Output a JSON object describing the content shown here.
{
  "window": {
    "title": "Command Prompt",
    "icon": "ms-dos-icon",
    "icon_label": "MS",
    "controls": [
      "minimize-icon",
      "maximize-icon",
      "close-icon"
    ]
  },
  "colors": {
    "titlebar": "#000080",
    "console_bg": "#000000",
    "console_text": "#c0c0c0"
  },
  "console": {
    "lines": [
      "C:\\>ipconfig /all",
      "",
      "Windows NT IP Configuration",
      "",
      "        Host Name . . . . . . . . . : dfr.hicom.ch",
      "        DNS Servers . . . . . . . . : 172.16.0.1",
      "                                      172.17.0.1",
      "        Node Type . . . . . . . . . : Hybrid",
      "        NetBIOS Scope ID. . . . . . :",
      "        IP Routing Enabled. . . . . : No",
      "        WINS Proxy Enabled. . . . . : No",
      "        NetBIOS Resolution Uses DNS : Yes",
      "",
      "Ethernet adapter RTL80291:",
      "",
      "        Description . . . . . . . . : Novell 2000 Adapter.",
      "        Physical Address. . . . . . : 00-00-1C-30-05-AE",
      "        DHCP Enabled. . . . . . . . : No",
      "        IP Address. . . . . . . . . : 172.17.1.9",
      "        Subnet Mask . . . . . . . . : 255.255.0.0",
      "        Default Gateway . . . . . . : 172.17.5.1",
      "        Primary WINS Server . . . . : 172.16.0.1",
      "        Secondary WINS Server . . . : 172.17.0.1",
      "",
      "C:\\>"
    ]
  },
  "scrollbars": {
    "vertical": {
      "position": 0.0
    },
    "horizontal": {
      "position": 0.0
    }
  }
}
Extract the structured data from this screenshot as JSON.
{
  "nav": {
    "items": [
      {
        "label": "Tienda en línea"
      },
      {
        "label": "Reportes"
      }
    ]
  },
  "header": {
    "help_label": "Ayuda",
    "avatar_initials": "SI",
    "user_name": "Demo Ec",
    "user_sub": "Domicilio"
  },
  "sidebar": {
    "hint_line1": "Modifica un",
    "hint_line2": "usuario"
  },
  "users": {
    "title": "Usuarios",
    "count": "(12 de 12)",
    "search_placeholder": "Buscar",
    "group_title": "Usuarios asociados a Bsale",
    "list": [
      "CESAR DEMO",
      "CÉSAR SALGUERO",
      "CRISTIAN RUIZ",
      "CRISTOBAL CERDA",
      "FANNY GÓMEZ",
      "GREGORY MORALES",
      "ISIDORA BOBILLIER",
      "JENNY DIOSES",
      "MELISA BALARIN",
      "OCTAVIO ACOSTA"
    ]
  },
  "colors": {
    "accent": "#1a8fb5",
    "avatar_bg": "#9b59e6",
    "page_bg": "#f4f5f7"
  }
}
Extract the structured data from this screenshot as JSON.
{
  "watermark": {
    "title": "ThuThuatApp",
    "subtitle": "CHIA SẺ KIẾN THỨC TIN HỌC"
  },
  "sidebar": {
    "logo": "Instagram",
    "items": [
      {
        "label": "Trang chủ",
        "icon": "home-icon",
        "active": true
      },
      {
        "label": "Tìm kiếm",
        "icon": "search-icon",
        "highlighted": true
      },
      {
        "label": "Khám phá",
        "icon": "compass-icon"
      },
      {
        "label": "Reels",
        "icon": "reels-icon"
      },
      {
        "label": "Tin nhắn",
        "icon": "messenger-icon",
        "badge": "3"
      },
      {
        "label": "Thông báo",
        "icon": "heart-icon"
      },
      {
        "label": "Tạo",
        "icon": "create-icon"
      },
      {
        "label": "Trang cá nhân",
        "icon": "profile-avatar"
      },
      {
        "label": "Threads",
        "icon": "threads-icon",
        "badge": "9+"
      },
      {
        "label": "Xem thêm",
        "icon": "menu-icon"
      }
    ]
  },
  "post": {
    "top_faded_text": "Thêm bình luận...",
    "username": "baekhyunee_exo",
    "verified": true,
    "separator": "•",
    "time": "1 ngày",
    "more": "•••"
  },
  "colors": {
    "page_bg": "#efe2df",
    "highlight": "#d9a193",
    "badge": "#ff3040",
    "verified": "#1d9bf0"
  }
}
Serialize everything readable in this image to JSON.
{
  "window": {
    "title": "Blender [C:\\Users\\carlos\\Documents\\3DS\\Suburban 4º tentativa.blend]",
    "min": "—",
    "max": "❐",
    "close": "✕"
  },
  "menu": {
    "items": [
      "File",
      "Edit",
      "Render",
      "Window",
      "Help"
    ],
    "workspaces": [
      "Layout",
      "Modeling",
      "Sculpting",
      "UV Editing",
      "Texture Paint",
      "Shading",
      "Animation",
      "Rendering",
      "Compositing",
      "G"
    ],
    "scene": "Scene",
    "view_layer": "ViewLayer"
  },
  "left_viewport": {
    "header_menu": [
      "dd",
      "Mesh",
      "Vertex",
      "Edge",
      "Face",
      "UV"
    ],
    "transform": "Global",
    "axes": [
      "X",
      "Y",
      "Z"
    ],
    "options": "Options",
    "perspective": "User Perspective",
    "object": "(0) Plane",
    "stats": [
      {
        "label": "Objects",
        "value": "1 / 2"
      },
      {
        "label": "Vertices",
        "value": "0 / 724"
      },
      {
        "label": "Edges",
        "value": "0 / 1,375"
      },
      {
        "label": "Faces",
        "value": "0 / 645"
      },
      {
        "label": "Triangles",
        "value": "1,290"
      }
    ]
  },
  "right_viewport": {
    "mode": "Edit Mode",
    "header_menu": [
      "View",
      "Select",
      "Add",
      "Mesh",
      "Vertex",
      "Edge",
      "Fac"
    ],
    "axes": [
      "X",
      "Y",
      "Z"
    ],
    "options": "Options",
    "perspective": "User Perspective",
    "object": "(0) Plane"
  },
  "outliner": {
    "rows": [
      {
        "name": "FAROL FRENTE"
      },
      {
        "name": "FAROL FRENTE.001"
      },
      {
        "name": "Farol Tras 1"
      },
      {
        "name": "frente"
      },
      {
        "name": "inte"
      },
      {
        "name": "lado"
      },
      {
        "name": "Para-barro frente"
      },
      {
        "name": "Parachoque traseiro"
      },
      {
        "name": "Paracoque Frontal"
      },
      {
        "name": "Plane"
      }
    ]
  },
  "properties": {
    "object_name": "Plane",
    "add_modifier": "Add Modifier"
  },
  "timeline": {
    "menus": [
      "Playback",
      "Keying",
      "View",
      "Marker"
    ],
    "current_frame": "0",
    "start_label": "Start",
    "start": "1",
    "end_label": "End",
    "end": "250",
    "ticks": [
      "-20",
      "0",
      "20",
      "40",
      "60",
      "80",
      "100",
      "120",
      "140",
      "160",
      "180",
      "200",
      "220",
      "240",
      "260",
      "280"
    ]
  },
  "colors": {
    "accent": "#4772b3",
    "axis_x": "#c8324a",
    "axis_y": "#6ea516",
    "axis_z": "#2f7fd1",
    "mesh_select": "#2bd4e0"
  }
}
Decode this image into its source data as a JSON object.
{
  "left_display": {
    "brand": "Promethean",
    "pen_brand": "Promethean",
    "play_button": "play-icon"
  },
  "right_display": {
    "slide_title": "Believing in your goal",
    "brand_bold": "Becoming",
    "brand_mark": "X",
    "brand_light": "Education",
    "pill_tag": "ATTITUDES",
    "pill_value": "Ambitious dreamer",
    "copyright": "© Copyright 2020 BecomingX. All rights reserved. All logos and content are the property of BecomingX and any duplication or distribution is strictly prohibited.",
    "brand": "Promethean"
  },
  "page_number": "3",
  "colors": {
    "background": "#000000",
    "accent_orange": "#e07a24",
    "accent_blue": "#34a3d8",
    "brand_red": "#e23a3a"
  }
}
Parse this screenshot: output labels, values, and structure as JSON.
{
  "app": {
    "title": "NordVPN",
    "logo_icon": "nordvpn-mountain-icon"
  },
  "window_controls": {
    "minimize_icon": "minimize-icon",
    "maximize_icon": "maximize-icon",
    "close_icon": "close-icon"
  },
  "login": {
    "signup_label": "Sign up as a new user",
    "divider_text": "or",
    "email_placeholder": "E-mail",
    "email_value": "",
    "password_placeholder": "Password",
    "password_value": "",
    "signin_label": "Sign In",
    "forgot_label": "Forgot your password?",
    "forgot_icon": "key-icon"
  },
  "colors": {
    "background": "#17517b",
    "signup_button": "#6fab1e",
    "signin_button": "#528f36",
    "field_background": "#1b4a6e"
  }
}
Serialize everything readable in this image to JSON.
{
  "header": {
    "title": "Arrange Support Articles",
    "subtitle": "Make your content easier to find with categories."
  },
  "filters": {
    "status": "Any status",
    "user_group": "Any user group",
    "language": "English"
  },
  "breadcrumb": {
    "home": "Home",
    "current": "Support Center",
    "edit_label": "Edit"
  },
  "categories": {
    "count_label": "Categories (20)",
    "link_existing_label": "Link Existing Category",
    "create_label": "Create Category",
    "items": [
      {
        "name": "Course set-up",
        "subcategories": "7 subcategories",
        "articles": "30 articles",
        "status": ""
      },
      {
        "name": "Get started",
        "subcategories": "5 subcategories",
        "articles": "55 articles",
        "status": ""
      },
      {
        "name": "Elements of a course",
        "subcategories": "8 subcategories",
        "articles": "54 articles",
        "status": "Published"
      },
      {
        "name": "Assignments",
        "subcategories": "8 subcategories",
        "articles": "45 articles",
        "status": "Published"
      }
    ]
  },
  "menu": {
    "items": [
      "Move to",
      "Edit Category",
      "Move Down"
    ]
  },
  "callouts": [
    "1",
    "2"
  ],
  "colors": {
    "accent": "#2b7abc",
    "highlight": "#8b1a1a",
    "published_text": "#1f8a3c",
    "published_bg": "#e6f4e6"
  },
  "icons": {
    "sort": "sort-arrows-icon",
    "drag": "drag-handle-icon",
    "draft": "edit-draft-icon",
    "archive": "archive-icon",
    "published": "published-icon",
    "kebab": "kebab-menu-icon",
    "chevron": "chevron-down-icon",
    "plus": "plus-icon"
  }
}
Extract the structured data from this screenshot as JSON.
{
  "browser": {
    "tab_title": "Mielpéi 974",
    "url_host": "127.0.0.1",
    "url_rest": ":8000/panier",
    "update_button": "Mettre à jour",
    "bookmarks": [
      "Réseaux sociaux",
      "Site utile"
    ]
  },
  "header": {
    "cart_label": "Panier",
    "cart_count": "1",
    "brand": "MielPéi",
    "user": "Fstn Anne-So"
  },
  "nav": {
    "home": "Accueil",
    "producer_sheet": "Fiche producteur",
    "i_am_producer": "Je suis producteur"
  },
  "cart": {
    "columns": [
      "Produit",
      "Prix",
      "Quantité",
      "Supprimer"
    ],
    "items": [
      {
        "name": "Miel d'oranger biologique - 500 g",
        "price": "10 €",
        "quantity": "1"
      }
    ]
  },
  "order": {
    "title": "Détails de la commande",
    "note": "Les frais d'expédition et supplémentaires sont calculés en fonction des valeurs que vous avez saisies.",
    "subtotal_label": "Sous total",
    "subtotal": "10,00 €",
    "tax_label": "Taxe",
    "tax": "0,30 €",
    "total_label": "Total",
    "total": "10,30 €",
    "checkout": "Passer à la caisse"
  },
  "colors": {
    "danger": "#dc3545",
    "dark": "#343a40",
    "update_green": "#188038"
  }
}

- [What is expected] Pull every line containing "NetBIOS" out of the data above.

- [Task answer]
      "        NetBIOS Scope ID. . . . . . :",
      "        NetBIOS Resolution Uses DNS : Yes",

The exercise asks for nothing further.